It was George Gunn, the Crowner, also known as “Am Braisdeach Mor”, or  “Big Broochy” from the insignia worn by the Gunn Chiefs, as Crowners of  Caithness, who after many skirmishes with Clan Keith over rival land  claims sought to reach a conciliation with the Keiths at St. Tayre’s Chapel,  near Ackergill Tower, the seat of Keith of Ackergill in 1478 (other say  1464) and was killed in the unequal battle at the chapel where the Keiths  arrived for the twelve-aside parlay with two men to each horse.  In 1978  the Earl of Kintore, Chief of Clan Keith and Iain Gunn of Banniskirk, the  Commander of Clan Gunn, signed a Treaty of Friendship between the two clans  at the site of the chapel, bringing to end the 500 year old feud.

After the death of George, the Crowner, and his sons at Ackergill, the  Clan split into three distinct families — James or Seumas, the Crowner’s  eldest son who survived the battle, moved with his family to Kildonan in  Sutherland, subsequently known as Gleann na Guineach or Gunn’s Glen, where  he obtained lands from the Earls of Sutherland;  Robert, the second  surviving son established his line in Braemore, in the southern heights of  Caithness as the Robson Gunns, and John, the third surviving son settled  in Cattaig or Bregual in Strathmore, in the higher reaches of the River  Thurso above Westerdale.

The Hendersons and Williamsons and Wilsons of Caithness are said to be  descended from Henry and William, two of the Crowners’ younger sons.   Other Gunn families established themselves at Crosskirk, near Forss, on the  North coast of Caithness and in Reay, Strathy and Strath Halladale in the  MacKay country.  The various chieftains leased their lands from the Chiefs  of Clan Sutherland and Clan MacKay and in turn sublet these to their  immediate families who subdivided them among their families.  There was,  however, a surprising amount of movement from one part of the country to  another and so it cannot be assumed that all Gunns in one area were  necessarily all of the same branch of the family.

Indeed many clansmen do not bear the surname of Gunn.  Surnames were not  commonly used until comparatively recent times.  They would have been of  little use where everybody was of the same clan.  A man or a woman was  therefore known as John or Jean mac Sheumais or mac Dhaidh, son or  daughter of James or David, of Clan Gunn, and when a surname came to be  used many adopted their father’s name and hence John or Jean Robson,  Georgeson, Williamson etc.

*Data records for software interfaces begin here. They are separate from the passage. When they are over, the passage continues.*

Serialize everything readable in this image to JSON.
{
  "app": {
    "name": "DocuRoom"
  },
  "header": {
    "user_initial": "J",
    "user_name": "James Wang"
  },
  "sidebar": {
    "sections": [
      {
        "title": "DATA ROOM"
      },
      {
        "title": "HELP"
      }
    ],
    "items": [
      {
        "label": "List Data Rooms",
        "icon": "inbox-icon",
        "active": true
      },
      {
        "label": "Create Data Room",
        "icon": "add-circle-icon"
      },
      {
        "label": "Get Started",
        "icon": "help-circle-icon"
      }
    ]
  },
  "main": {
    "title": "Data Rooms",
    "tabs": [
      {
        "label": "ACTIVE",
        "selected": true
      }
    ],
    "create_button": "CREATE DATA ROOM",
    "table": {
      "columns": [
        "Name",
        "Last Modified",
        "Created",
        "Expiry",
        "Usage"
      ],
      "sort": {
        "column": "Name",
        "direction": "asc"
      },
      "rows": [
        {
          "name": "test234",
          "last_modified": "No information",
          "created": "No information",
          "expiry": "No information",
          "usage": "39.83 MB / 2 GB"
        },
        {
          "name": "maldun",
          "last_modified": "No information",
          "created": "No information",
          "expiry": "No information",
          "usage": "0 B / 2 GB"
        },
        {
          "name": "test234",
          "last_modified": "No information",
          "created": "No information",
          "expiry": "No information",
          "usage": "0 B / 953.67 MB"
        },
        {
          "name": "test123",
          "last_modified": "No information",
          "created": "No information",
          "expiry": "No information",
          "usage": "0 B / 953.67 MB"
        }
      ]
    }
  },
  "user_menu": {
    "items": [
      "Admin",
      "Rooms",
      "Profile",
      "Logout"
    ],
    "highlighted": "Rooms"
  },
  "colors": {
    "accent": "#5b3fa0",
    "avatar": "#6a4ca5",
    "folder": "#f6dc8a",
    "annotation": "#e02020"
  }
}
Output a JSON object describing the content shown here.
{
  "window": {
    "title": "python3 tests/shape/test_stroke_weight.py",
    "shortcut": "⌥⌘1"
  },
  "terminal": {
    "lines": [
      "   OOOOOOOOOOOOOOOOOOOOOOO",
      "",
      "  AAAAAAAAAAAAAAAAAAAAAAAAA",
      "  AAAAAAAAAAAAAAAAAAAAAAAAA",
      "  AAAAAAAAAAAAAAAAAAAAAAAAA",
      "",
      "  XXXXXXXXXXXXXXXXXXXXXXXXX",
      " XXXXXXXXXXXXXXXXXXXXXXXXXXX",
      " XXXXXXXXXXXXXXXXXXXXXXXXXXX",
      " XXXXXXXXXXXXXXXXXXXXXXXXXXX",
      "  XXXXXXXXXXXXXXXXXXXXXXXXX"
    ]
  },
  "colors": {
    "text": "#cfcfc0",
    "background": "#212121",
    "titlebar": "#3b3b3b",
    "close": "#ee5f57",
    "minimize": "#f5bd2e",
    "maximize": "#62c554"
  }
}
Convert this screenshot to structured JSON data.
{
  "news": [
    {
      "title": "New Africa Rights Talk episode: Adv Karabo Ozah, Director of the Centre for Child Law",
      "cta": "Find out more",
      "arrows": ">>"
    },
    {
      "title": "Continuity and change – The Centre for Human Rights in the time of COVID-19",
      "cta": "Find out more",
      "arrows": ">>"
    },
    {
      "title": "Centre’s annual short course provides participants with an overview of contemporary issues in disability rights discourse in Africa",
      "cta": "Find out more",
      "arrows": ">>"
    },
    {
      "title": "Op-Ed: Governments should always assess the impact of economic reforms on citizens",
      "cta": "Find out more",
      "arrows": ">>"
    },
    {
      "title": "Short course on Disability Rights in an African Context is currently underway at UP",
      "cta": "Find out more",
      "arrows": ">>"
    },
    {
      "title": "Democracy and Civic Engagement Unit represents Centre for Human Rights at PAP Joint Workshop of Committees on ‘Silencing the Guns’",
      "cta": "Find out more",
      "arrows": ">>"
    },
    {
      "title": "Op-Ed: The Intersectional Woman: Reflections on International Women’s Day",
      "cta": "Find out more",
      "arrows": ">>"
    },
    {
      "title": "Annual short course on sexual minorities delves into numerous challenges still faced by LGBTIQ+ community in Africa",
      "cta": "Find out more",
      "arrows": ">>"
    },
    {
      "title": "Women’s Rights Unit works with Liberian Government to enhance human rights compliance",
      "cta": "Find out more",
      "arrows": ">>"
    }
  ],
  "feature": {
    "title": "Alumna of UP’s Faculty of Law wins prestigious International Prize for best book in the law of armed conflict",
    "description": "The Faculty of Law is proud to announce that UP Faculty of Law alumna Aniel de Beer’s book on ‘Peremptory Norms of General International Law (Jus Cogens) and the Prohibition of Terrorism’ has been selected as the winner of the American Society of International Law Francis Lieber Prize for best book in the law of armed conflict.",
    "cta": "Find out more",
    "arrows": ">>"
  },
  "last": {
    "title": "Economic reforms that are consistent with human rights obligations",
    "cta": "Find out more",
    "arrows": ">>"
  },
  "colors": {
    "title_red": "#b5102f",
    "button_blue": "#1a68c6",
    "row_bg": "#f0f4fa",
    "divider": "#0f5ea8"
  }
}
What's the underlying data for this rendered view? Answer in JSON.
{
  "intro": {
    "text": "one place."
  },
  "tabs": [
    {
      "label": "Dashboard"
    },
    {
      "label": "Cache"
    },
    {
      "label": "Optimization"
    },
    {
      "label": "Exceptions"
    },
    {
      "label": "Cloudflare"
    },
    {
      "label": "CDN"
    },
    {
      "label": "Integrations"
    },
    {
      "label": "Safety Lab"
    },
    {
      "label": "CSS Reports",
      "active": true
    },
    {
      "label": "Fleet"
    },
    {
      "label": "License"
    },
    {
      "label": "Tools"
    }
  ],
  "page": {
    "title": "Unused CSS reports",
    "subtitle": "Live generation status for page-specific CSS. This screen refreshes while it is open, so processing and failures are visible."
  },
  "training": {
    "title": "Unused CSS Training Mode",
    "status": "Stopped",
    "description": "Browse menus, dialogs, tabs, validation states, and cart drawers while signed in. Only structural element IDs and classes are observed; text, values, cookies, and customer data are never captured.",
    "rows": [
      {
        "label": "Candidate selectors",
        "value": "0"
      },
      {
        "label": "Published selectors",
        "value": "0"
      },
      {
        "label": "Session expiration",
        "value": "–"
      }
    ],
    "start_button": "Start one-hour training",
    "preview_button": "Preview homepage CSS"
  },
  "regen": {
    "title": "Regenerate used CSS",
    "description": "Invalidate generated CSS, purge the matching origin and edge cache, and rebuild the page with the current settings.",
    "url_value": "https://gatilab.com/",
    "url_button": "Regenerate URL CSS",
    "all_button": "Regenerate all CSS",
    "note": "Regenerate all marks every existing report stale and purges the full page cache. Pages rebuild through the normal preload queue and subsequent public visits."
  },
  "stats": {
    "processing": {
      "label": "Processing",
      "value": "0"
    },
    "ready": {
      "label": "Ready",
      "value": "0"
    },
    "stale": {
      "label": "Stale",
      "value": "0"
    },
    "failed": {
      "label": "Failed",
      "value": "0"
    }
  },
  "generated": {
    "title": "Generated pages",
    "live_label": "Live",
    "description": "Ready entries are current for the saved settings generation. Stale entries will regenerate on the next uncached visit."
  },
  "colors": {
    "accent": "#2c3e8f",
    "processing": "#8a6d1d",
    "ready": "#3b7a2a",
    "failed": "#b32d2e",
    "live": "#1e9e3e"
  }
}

The Mac Sheumais (or McHamish) Gunns continued to live in Strath Kildonan,  first at Killearman and later at Badenloch at the top of the Strath, until  the old line died out in 1782.

The chiefship of the Clan has been dormant since the death of the son of  George Gunn of Rhives in 1874.  The head of the Clan, in the absence of a  recognized chief is Iain Gunn of Banniskirk, who has been appointed  Commander of the Clan by the Lord Lyon King of Arms at the request of the  landed and armigerous members of the Clan.

The Clan Gunn Society which was formed in 1960 to promote a spirit of kinship  among members of the clan throughout the world acquired the Old Parish Church at Latheron as a Clan Heritage Center.  The Clan gathers in Caithness every three  years.

Taken from The Clan Gunn and Its Country, published by the  Clan Gunn Heritage Center, Latheron, Caithness.